= PROVIDED RECORDS =
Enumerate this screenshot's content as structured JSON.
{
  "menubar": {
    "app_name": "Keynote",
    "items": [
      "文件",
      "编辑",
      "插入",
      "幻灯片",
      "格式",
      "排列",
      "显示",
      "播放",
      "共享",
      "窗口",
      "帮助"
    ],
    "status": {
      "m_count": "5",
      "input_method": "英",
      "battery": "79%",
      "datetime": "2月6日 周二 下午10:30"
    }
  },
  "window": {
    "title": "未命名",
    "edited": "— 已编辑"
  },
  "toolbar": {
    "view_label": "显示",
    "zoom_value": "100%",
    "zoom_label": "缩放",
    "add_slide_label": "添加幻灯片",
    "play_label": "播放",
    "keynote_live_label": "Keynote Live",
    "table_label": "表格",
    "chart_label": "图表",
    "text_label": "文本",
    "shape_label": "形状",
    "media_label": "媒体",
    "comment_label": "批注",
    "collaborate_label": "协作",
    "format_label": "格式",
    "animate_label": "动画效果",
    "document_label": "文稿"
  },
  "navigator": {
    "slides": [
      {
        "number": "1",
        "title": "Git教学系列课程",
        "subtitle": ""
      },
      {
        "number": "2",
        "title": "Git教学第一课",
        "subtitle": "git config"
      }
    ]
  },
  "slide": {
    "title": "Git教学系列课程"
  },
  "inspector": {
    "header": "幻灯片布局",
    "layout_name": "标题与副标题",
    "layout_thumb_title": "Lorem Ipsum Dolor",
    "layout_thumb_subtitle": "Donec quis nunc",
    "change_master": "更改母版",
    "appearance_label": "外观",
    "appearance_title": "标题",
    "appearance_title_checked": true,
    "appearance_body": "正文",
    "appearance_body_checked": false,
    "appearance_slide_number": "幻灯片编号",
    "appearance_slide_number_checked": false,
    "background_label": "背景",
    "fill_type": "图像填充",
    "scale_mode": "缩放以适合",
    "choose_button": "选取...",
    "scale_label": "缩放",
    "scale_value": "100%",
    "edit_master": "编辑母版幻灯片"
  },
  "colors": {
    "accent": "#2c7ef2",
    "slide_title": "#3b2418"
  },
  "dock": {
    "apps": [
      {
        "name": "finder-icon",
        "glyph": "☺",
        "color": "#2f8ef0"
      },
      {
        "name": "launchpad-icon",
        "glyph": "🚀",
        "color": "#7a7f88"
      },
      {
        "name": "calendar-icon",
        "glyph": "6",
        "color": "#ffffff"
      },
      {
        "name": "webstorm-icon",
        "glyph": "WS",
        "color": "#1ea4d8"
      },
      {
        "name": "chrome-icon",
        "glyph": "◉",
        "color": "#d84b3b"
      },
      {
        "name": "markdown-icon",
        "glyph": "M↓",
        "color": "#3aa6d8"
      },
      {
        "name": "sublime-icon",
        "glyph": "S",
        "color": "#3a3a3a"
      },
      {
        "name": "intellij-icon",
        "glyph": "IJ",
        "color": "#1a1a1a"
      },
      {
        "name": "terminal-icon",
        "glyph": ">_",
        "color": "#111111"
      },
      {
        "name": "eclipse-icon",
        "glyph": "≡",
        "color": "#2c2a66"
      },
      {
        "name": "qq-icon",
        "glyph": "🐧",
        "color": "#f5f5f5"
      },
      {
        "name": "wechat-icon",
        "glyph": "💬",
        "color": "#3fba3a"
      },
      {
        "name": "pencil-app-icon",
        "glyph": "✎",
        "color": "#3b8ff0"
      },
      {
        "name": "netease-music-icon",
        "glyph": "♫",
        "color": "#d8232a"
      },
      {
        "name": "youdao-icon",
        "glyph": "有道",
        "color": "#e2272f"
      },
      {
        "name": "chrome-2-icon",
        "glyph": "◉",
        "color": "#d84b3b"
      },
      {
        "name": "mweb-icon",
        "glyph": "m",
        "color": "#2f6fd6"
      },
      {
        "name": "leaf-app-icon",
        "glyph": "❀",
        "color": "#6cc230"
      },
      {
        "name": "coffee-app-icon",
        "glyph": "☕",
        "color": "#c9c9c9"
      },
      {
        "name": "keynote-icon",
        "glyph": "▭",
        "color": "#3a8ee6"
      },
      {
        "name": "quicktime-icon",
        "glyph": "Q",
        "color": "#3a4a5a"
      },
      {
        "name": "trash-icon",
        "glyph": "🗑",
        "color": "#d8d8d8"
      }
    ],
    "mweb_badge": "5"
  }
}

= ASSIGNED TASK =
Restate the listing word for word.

= ANSWER TO THIS TASK =
Enumerate this screenshot's content as structured JSON.
{
  "menubar": {
    "app_name": "Keynote",
    "items": [
      "文件",
      "编辑",
      "插入",
      "幻灯片",
      "格式",
      "排列",
      "显示",
      "播放",
      "共享",
      "窗口",
      "帮助"
    ],
    "status": {
      "m_count": "5",
      "input_method": "英",
      "battery": "79%",
      "datetime": "2月6日 周二 下午10:30"
    }
  },
  "window": {
    "title": "未命名",
    "edited": "— 已编辑"
  },
  "toolbar": {
    "view_label": "显示",
    "zoom_value": "100%",
    "zoom_label": "缩放",
    "add_slide_label": "添加幻灯片",
    "play_label": "播放",
    "keynote_live_label": "Keynote Live",
    "table_label": "表格",
    "chart_label": "图表",
    "text_label": "文本",
    "shape_label": "形状",
    "media_label": "媒体",
    "comment_label": "批注",
    "collaborate_label": "协作",
    "format_label": "格式",
    "animate_label": "动画效果",
    "document_label": "文稿"
  },
  "navigator": {
    "slides": [
      {
        "number": "1",
        "title": "Git教学系列课程",
        "subtitle": ""
      },
      {
        "number": "2",
        "title": "Git教学第一课",
        "subtitle": "git config"
      }
    ]
  },
  "slide": {
    "title": "Git教学系列课程"
  },
  "inspector": {
    "header": "幻灯片布局",
    "layout_name": "标题与副标题",
    "layout_thumb_title": "Lorem Ipsum Dolor",
    "layout_thumb_subtitle": "Donec quis nunc",
    "change_master": "更改母版",
    "appearance_label": "外观",
    "appearance_title": "标题",
    "appearance_title_checked": true,
    "appearance_body": "正文",
    "appearance_body_checked": false,
    "appearance_slide_number": "幻灯片编号",
    "appearance_slide_number_checked": false,
    "background_label": "背景",
    "fill_type": "图像填充",
    "scale_mode": "缩放以适合",
    "choose_button": "选取...",
    "scale_label": "缩放",
    "scale_value": "100%",
    "edit_master": "编辑母版幻灯片"
  },
  "colors": {
    "accent": "#2c7ef2",
    "slide_title": "#3b2418"
  },
  "dock": {
    "apps": [
      {
        "name": "finder-icon",
        "glyph": "☺",
        "color": "#2f8ef0"
      },
      {
        "name": "launchpad-icon",
        "glyph": "🚀",
        "color": "#7a7f88"
      },
      {
        "name": "calendar-icon",
        "glyph": "6",
        "color": "#ffffff"
      },
      {
        "name": "webstorm-icon",
        "glyph": "WS",
        "color": "#1ea4d8"
      },
      {
        "name": "chrome-icon",
        "glyph": "◉",
        "color": "#d84b3b"
      },
      {
        "name": "markdown-icon",
        "glyph": "M↓",
        "color": "#3aa6d8"
      },
      {
        "name": "sublime-icon",
        "glyph": "S",
        "color": "#3a3a3a"
      },
      {
        "name": "intellij-icon",
        "glyph": "IJ",
        "color": "#1a1a1a"
      },
      {
        "name": "terminal-icon",
        "glyph": ">_",
        "color": "#111111"
      },
      {
        "name": "eclipse-icon",
        "glyph": "≡",
        "color": "#2c2a66"
      },
      {
        "name": "qq-icon",
        "glyph": "🐧",
        "color": "#f5f5f5"
      },
      {
        "name": "wechat-icon",
        "glyph": "💬",
        "color": "#3fba3a"
      },
      {
        "name": "pencil-app-icon",
        "glyph": "✎",
        "color": "#3b8ff0"
      },
      {
        "name": "netease-music-icon",
        "glyph": "♫",
        "color": "#d8232a"
      },
      {
        "name": "youdao-icon",
        "glyph": "有道",
        "color": "#e2272f"
      },
      {
        "name": "chrome-2-icon",
        "glyph": "◉",
        "color": "#d84b3b"
      },
      {
        "name": "mweb-icon",
        "glyph": "m",
        "color": "#2f6fd6"
      },
      {
        "name": "leaf-app-icon",
        "glyph": "❀",
        "color": "#6cc230"
      },
      {
        "name": "coffee-app-icon",
        "glyph": "☕",
        "color": "#c9c9c9"
      },
      {
        "name": "keynote-icon",
        "glyph": "▭",
        "color": "#3a8ee6"
      },
      {
        "name": "quicktime-icon",
        "glyph": "Q",
        "color": "#3a4a5a"
      },
      {
        "name": "trash-icon",
        "glyph": "🗑",
        "color": "#d8d8d8"
      }
    ],
    "mweb_badge": "5"
  }
}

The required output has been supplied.